What you should do – Lines that contain the string "Accounts" are the ones to list; copy all of them from the records.

Records for the task –
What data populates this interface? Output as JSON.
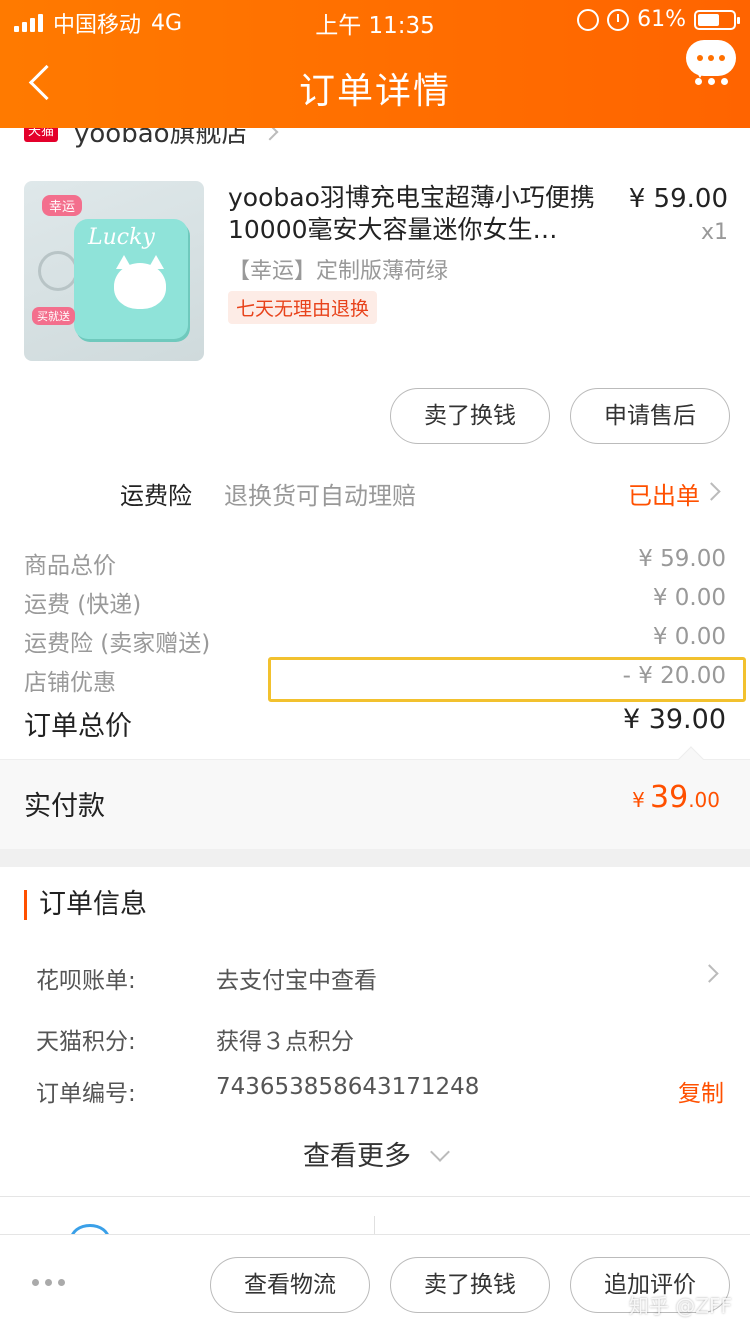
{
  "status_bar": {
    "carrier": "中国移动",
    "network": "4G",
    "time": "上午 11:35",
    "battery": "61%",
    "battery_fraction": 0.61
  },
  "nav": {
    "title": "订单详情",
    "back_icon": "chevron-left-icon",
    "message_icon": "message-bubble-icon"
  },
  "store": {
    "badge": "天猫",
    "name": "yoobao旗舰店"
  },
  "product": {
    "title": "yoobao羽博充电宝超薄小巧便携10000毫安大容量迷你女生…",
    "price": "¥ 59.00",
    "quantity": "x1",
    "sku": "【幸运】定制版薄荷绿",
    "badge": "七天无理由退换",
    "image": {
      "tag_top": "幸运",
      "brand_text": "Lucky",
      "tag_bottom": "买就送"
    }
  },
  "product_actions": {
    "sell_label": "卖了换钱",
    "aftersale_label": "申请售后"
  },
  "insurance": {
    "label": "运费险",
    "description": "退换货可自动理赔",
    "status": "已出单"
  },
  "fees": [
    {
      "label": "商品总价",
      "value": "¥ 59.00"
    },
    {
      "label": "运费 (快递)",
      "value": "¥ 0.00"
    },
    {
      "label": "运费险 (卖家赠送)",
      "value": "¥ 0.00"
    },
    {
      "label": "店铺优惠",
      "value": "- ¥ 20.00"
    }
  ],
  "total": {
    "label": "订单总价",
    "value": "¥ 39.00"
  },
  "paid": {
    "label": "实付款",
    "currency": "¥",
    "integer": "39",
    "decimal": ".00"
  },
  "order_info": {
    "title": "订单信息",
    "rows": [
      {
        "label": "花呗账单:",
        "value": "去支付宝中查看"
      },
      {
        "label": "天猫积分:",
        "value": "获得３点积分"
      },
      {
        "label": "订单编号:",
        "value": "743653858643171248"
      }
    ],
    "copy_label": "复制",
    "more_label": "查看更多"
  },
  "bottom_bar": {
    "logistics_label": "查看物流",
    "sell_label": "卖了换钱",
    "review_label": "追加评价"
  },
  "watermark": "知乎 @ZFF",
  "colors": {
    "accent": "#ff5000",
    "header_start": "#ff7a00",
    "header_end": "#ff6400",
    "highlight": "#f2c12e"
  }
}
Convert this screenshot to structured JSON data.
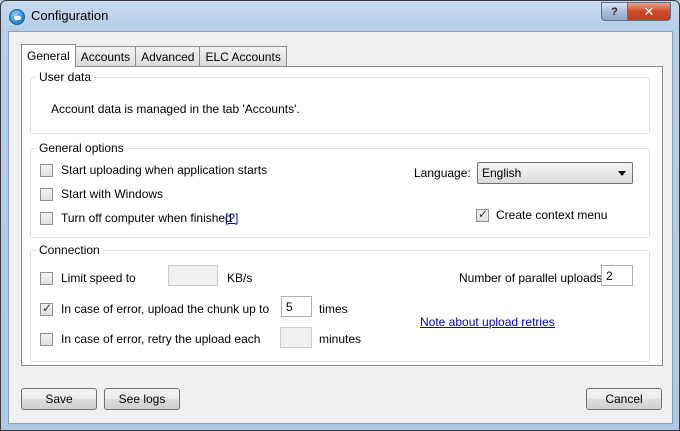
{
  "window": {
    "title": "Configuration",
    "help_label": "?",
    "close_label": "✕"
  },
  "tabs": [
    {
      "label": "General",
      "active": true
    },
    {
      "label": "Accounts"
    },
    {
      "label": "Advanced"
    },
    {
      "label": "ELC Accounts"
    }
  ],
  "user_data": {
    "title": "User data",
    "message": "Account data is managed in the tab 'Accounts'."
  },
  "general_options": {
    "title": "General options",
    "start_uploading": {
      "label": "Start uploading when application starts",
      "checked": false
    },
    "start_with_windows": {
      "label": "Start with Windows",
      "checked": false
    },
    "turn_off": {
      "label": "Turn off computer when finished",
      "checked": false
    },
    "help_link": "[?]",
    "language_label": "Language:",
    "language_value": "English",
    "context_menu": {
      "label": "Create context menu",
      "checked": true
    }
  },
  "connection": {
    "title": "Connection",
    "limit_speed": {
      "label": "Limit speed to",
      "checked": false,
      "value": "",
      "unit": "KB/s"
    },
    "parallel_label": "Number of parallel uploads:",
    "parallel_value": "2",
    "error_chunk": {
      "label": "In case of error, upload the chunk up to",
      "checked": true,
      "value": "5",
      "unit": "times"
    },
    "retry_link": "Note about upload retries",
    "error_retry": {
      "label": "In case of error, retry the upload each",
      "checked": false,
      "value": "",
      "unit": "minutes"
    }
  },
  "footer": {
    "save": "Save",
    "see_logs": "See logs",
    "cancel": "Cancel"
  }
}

Result of this task –
      "label": "Accounts"
      "label": "ELC Accounts"
    "message": "Account data is managed in the tab 'Accounts'."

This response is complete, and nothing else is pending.